__Directions__
Omit every picture, then return the listing verbatim.
(Extracted records Opens)
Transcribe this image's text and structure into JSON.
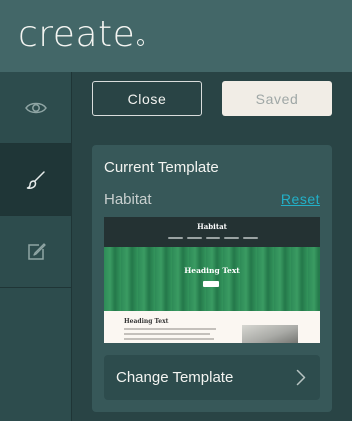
{
  "app": {
    "logo_text": "create"
  },
  "sidebar": {
    "items": [
      {
        "name": "preview",
        "icon": "eye-icon",
        "active": false
      },
      {
        "name": "design",
        "icon": "paintbrush-icon",
        "active": true
      },
      {
        "name": "edit",
        "icon": "edit-icon",
        "active": false
      }
    ]
  },
  "toolbar": {
    "close_label": "Close",
    "saved_label": "Saved"
  },
  "template_card": {
    "title": "Current Template",
    "template_name": "Habitat",
    "reset_label": "Reset",
    "preview": {
      "brand": "Habitat",
      "hero_heading": "Heading Text",
      "body_heading": "Heading Text"
    },
    "change_label": "Change Template"
  },
  "colors": {
    "accent_link": "#22b0c8",
    "topbar_bg": "#436768",
    "panel_bg": "#294445",
    "card_bg": "#375859",
    "saved_bg": "#f1ede6"
  }
}
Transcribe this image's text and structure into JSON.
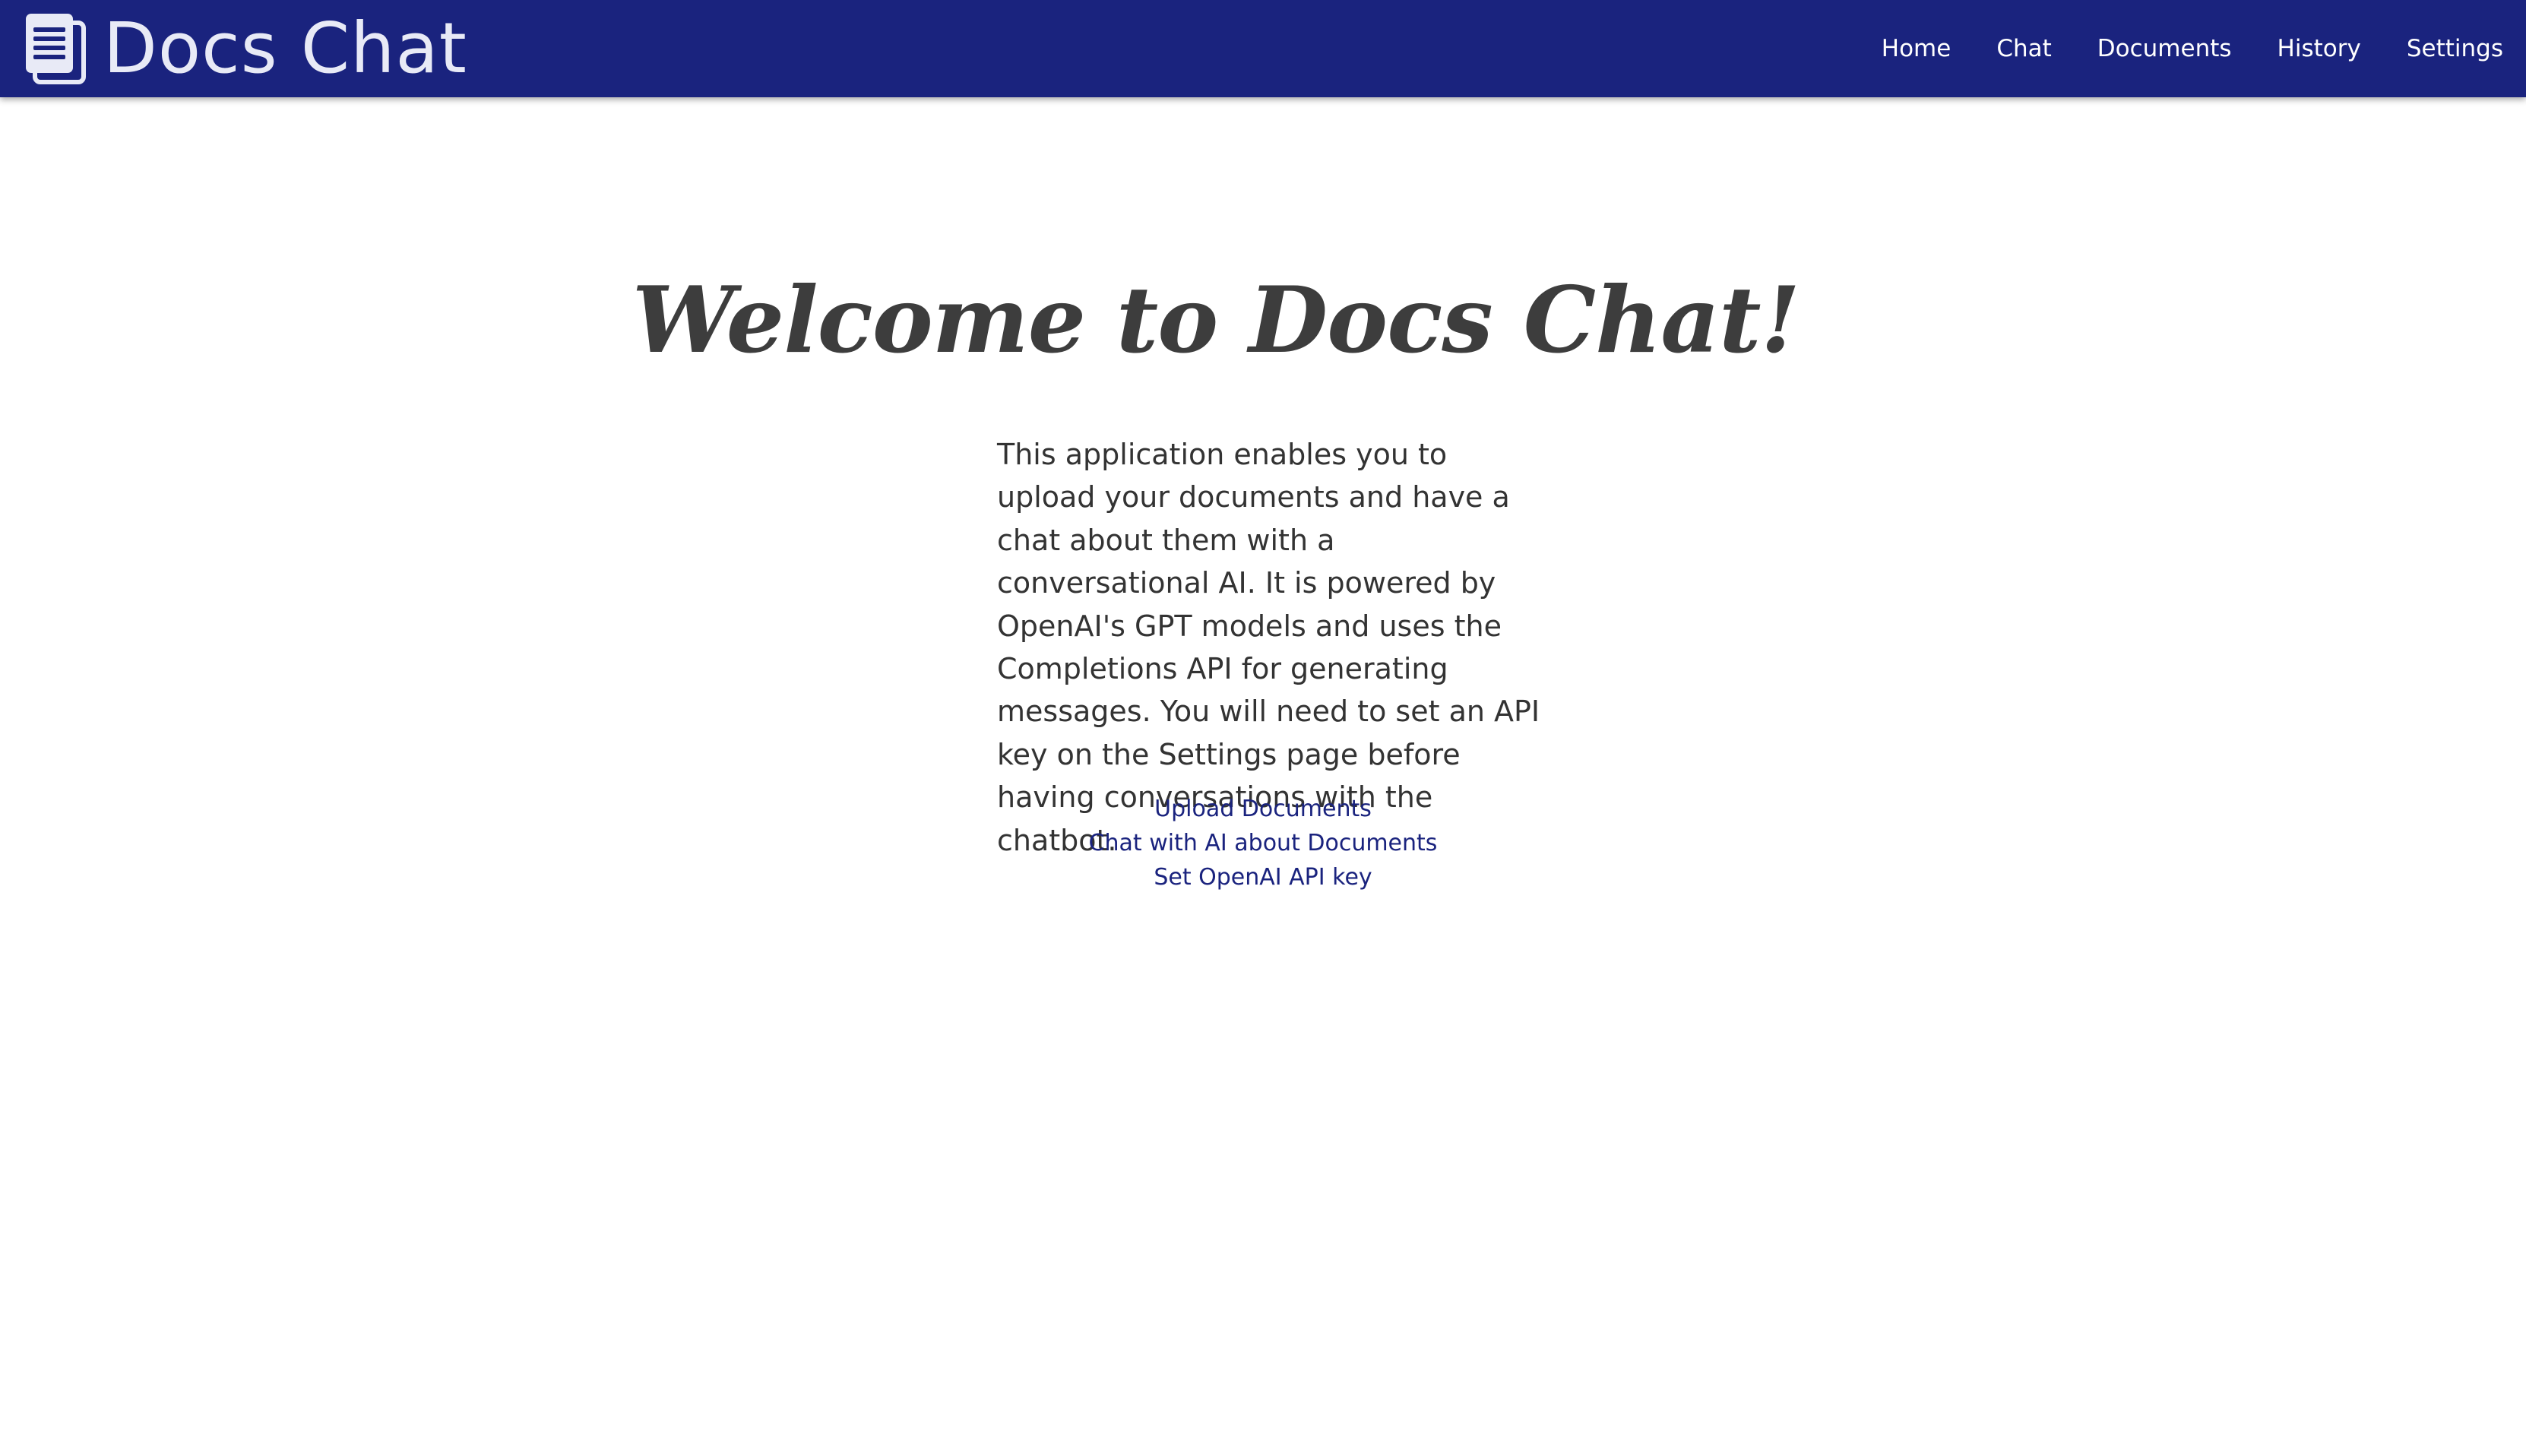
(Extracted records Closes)
__Result for this task__
Transcribe this image's text and structure into JSON.
{
  "app": {
    "logo_text": "create"
  },
  "sidebar": {
    "items": [
      {
        "name": "preview",
        "icon": "eye-icon",
        "active": false
      },
      {
        "name": "design",
        "icon": "paintbrush-icon",
        "active": true
      },
      {
        "name": "edit",
        "icon": "edit-icon",
        "active": false
      }
    ]
  },
  "toolbar": {
    "close_label": "Close",
    "saved_label": "Saved"
  },
  "template_card": {
    "title": "Current Template",
    "template_name": "Habitat",
    "reset_label": "Reset",
    "preview": {
      "brand": "Habitat",
      "hero_heading": "Heading Text",
      "body_heading": "Heading Text"
    },
    "change_label": "Change Template"
  },
  "colors": {
    "accent_link": "#22b0c8",
    "topbar_bg": "#436768",
    "panel_bg": "#294445",
    "card_bg": "#375859",
    "saved_bg": "#f1ede6"
  }
}
Transcribe this image's text and structure into JSON.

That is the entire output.